As it turns out, liquid nitrogen was applied with drops. However, it’s possible booms rode up occasionally, allowing liquid N to reach leaves. Higher spots were affected most.

The corn soon grew out of the damage.

What’s the take-home message? Nitrogen can burn leaves if it contacts them directly. Make sure your application equipment functions properly.

Both disease and nutrient deficiencies hurt leaves

Dave Nanda of Indianapolis, a crops consultant and plant breeder, expected a long summer when he held the leaf in photo #1 in early July. Question #1: These disease lesions are: a) southern leaf blight; b) rust; c) gray leaf spot; d) due to air pollution. The answer
is c.
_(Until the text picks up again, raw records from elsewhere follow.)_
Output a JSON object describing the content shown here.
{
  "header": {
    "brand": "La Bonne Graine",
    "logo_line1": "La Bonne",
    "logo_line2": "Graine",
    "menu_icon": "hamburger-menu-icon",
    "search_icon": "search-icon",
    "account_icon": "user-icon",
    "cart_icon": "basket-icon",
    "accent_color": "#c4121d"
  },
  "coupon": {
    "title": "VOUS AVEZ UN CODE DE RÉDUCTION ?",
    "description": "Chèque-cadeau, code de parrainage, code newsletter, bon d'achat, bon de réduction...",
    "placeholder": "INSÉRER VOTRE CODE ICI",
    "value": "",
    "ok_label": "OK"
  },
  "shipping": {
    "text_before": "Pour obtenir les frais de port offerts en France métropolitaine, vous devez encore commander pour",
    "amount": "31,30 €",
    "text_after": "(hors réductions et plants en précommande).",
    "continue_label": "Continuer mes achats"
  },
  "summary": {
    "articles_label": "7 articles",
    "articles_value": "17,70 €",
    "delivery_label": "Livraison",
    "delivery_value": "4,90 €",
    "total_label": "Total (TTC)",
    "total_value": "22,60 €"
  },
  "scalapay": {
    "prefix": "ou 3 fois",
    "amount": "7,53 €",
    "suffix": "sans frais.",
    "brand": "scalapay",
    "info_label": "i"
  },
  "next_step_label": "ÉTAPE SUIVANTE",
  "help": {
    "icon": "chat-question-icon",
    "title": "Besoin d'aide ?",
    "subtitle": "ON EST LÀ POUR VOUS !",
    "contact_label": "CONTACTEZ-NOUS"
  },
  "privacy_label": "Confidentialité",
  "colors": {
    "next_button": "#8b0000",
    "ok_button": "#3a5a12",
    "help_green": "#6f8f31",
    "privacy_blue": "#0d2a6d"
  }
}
The Purdue “Corn and Soybean Field Guide” says, “Warm, humid weather with long dew periods favor the disease. Symptoms may appear on lower leaves during early July, but late July and August are the periods of greatest disease development on upper leaves.”

When Nanda returned later, symptoms looked the same. The shift toward cooler weather slowed the disease. It wasn’t a factor in this field, even with a susceptible hybrid and no fungicide applied.

Tell-tale signs

Here’s question #2: These plants are deficient in: a) sulfur; b) nitrogen; c) potash; d) phosphorus; e) tender care. It’s b. According to the Purdue field guide, classic symptoms are: “stunted, spindly plants with light- green or yellowish-green color, and/or V-shaped yellowing of older leaves, starting at the leaf tips.”

These were end rows where someone didn’t turn on the applicator in time.

12093448a.tif#1. DISEASE HIT EARLY: What looked like a gray leaf spot fizzled.

 

 

12093448b.tif#2. HUNGRY CORN: Deficiencies this severe usually result in yield loss.

 

 

This article published in the March, 2010 edition of INDIANA PRAIRIE FARMER.

All rights reserved. Copyright Farm Progress Cos. 2010.